### HOW TO COMPLETE THIS TASK
From the data, copy out every line in which the word "have" appears.

### SOURCE INFORMATION

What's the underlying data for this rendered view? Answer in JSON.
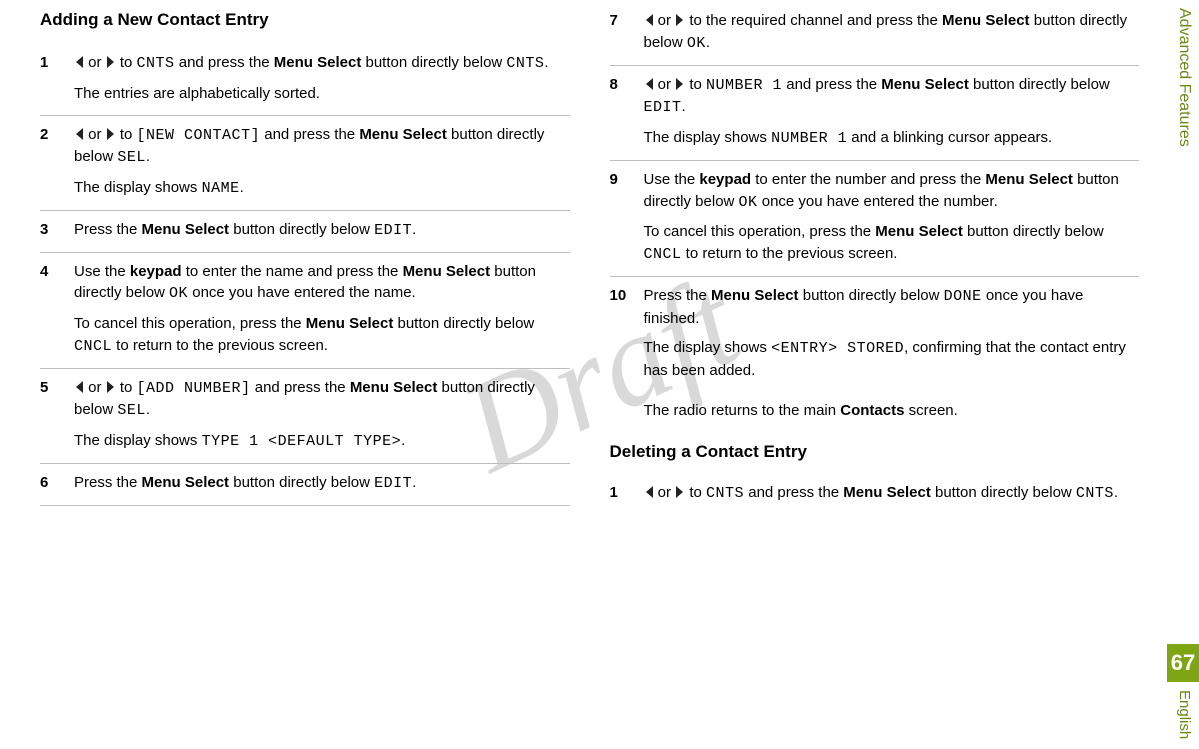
{
  "watermark": "Draft",
  "sidebar": {
    "section": "Advanced Features",
    "page_number": "67",
    "language": "English"
  },
  "left": {
    "heading": "Adding a New Contact Entry",
    "steps": {
      "s1": {
        "num": "1",
        "p1a": " or ",
        "p1b": " to ",
        "code1": "CNTS",
        "p1c": " and press the ",
        "bold1": "Menu Select",
        "p1d": " button directly below ",
        "code2": "CNTS",
        "p1e": ".",
        "p2": "The entries are alphabetically sorted."
      },
      "s2": {
        "num": "2",
        "p1a": " or ",
        "p1b": " to ",
        "code1": "[NEW CONTACT]",
        "p1c": " and press the ",
        "bold1": "Menu Select",
        "p1d": " button directly below ",
        "code2": "SEL",
        "p1e": ".",
        "p2a": "The display shows ",
        "code3": "NAME",
        "p2b": "."
      },
      "s3": {
        "num": "3",
        "p1a": "Press the ",
        "bold1": "Menu Select",
        "p1b": " button directly below ",
        "code1": "EDIT",
        "p1c": "."
      },
      "s4": {
        "num": "4",
        "p1a": "Use the ",
        "bold1": "keypad",
        "p1b": " to enter the name and press the ",
        "bold2": "Menu Select",
        "p1c": " button directly below ",
        "code1": "OK",
        "p1d": " once you have entered the name.",
        "p2a": "To cancel this operation, press the ",
        "bold3": "Menu Select",
        "p2b": " button directly below ",
        "code2": "CNCL",
        "p2c": " to return to the previous screen."
      },
      "s5": {
        "num": "5",
        "p1a": " or ",
        "p1b": " to ",
        "code1": "[ADD NUMBER]",
        "p1c": " and press the ",
        "bold1": "Menu Select",
        "p1d": " button directly below ",
        "code2": "SEL",
        "p1e": ".",
        "p2a": "The display shows ",
        "code3": "TYPE 1 <DEFAULT TYPE>",
        "p2b": "."
      },
      "s6": {
        "num": "6",
        "p1a": "Press the ",
        "bold1": "Menu Select",
        "p1b": " button directly below ",
        "code1": "EDIT",
        "p1c": "."
      }
    }
  },
  "right": {
    "steps": {
      "s7": {
        "num": "7",
        "p1a": " or ",
        "p1b": " to the required channel and press the ",
        "bold1": "Menu Select",
        "p1c": " button directly below ",
        "code1": "OK",
        "p1d": "."
      },
      "s8": {
        "num": "8",
        "p1a": " or ",
        "p1b": " to ",
        "code1": "NUMBER 1",
        "p1c": " and press the ",
        "bold1": "Menu Select",
        "p1d": " button directly below ",
        "code2": "EDIT",
        "p1e": ".",
        "p2a": "The display shows ",
        "code3": "NUMBER 1",
        "p2b": " and a blinking cursor appears."
      },
      "s9": {
        "num": "9",
        "p1a": "Use the ",
        "bold1": "keypad",
        "p1b": " to enter the number and press the ",
        "bold2": "Menu Select",
        "p1c": " button directly below ",
        "code1": "OK",
        "p1d": " once you have entered the number.",
        "p2a": "To cancel this operation, press the ",
        "bold3": "Menu Select",
        "p2b": " button directly below ",
        "code2": "CNCL",
        "p2c": " to return to the previous screen."
      },
      "s10": {
        "num": "10",
        "p1a": "Press the ",
        "bold1": "Menu Select",
        "p1b": " button directly below ",
        "code1": "DONE",
        "p1c": " once you have finished.",
        "p2a": "The display shows ",
        "code2": "<ENTRY> STORED",
        "p2b": ", confirming that the contact entry has been added."
      }
    },
    "after": {
      "p1a": "The radio returns to the main ",
      "bold": "Contacts",
      "p1b": " screen."
    },
    "heading2": "Deleting a Contact Entry",
    "del": {
      "s1": {
        "num": "1",
        "p1a": " or ",
        "p1b": " to ",
        "code1": "CNTS",
        "p1c": " and press the ",
        "bold1": "Menu Select",
        "p1d": " button directly below ",
        "code2": "CNTS",
        "p1e": "."
      }
    }
  }
}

### RESULT BELOW
        "p1d": " once you have entered the name.",
        "p1d": " once you have entered the number.",
        "p1c": " once you have finished.",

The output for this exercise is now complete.